▶ What you should do:
Each line holding the word "this" must appear in the answer, copied from the entries.

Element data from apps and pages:
---

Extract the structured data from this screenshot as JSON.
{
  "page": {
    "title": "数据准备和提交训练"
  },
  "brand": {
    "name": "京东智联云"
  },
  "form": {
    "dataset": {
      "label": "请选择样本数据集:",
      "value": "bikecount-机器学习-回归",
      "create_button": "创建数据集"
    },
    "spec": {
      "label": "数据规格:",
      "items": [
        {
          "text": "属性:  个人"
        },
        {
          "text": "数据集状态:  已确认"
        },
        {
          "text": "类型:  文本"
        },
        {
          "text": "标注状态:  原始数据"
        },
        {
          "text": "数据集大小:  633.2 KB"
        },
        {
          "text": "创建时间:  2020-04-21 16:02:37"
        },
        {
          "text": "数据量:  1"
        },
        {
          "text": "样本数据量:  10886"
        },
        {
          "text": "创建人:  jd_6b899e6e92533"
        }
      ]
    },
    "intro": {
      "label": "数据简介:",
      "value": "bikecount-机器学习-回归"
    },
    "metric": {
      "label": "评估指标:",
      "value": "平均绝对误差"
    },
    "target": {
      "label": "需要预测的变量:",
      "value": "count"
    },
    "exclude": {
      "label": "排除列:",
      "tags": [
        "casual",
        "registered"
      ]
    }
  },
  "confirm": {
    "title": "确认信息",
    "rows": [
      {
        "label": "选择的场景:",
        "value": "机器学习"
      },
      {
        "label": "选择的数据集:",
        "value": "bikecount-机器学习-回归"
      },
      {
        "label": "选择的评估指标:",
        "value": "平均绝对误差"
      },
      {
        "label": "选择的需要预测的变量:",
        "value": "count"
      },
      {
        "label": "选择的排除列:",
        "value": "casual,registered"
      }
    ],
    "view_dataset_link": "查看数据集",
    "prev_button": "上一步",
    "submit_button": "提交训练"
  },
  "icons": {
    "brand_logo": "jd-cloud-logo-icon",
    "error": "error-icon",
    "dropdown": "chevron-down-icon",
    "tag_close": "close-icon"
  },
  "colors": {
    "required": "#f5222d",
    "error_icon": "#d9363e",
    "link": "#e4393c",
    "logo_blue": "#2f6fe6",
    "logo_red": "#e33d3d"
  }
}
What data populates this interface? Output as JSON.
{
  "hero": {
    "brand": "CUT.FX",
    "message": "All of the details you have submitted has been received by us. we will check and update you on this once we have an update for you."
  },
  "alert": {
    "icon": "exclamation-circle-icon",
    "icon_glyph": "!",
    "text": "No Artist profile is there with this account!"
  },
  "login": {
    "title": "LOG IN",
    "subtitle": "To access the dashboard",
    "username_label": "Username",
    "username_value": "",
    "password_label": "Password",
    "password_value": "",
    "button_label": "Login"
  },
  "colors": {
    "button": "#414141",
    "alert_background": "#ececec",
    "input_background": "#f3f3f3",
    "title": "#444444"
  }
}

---

▶ Solution:
Extract the structured data from this screenshot as JSON.
What data populates this interface? Output as JSON.
    "message": "All of the details you have submitted has been received by us. we will check and update you on this once we have an update for you."
    "text": "No Artist profile is there with this account!"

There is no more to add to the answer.